If the term "history" makes any kind of sense, then surely it describes the structure and destruction of human relationships. In that sense, Quartet has a historical theme. --Heiner Muller
Four years before Christopher Hampton gave us the stage adaptation of Les liaisons dangereuses, there was East German playwright Heiner Muller's Quartet, a tour de force for two actors that boils the 18th-century Choderlos de Laclos novel down to the poisonous love/rivalry between Valmont and Madame de Merteuil.
Muller grew up in Nazi Germany, spending time in the Youth Labor Force, and was taken as a POW at the end of the war. He's seen the reunification of Germany, and as the president of the East German Academy of Arts has struggled to unify German theater without sacrificing East German culture.

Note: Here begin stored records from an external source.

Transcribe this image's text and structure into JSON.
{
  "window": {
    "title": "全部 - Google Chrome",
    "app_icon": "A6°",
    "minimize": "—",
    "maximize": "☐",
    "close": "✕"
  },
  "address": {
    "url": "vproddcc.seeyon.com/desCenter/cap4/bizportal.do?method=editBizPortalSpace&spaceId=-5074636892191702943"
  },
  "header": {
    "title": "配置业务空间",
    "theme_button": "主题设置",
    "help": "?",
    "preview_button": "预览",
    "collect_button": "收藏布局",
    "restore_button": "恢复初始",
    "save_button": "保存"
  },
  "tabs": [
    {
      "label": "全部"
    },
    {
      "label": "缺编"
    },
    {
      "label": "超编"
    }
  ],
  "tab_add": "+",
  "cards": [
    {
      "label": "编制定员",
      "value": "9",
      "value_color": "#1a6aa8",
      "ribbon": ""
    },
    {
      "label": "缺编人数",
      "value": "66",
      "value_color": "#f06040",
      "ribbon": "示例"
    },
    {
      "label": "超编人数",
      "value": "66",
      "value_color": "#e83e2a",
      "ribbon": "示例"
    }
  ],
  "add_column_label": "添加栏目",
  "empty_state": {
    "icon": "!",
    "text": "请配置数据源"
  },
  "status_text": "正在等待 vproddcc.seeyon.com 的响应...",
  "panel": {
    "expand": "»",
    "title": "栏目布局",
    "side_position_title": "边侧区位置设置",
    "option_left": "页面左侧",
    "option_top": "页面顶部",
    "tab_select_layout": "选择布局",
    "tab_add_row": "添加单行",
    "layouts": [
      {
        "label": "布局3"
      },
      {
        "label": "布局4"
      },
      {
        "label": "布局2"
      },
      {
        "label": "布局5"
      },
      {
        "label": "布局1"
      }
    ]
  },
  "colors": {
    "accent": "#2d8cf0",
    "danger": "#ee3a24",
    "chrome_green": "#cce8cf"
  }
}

It's difficult to avoid searching his work for its political overtones--and in his Quartet Valmont and Merteuil do indeed seem an engaging pair of drawing-room fascists, struggling for power over the limited sphere they hold in common. But as Muller himself says, this is a play about human relationships. To bog it down with too much political interpretation would be a mistake.
This excellent Center Theater production, directed by Dan LaMorte, makes no such mistake; indeed, it never stumbles once in presenting Carl Weber's translation of Muller's dense, difficult text. The production begins with a piece of music overrated and much overused--the "O Fortuna" chorus from Carmina Burana--but then segues into a tongue-in-cheek techno-pop version, promising new twists on old themes. Geoffrey M. Curley's prerevolutionary French drawing room, all genteel pinks and mauves, is surrounded by mirrors--whose lethal-looking, beautifully crafted ornamental spikes are indicative of the performances they reflect.

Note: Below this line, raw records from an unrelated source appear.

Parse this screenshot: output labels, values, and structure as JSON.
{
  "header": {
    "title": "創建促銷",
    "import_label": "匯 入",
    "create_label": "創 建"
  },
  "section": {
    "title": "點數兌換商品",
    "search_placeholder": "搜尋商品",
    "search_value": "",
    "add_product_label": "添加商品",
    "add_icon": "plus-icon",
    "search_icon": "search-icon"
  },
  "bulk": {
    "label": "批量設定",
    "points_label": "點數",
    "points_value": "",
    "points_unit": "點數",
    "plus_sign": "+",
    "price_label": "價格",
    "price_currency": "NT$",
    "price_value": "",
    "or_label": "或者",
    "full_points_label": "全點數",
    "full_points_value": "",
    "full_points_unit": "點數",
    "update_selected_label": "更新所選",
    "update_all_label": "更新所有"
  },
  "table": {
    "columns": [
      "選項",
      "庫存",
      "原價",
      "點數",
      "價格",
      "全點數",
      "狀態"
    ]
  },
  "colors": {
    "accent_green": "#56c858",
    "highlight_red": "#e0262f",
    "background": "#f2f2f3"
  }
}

If this is a play about the destruction of human relationships, Muller couldn't have picked a relationship more fascinating than that between the coolly savage Madame de Merteuil and her constant adversary/sometime lover Valmont. Muller dispenses with most of the other characters in the novel and concentrates on Valmont's seduction of the virtuous Madame de Tourvel, as well as his despoiling, at Merteuil's urging, of Volange, her virginal niece. All scenes take place in Merteuil's drawing room, where Valmont and Merteuil act out these various seductions for each other, playing by turn the seduced and the seducer: thus the quartet.
Nice, meaty stuff for actors. And to say that Robin Witt and Marc Vann do not disappoint is a drastic understatement. Witt in particular gives a finely controlled, passionate, stunning portrayal of a woman held together with corset strings and steel. Better still is her complicated depiction of Merteuil playing Valmont in the act of seducing Tourvel, who's played by Valmont. Witt is a magnetic, androgynous wonder with a mongoose stare, perfectly countered by Vann's fey, snakelike Valmont. When Valmont coyly disrobes, playing Tourvel, Vann allows us to see Tourvel as Valmont must surely see her--as a wanton at heart. And with his long wig and body language, Vann almost convinces us that he is a naked woman. Focused, sexy, virulent, and often comic, these performances are rarely less than compelling. And LaMorte's intelligent, light-handed direction makes the slow disintegration of these two human beings as they turn into insatiable machines inevitable, never tedious.
The only political allegory imposed on this production comes in an oft-repeated gesture of Valmont's--a stiff-armed diagonal wave reminiscent of a Nazi salute. More chilling by far is Merteuil's description of the ideal lover as "blind and deaf-mute." The best love can be trampled on--it's "the love of stones."
Art accompanying story in printed newspaper (not available in this archive): photo/JoAnn Carney.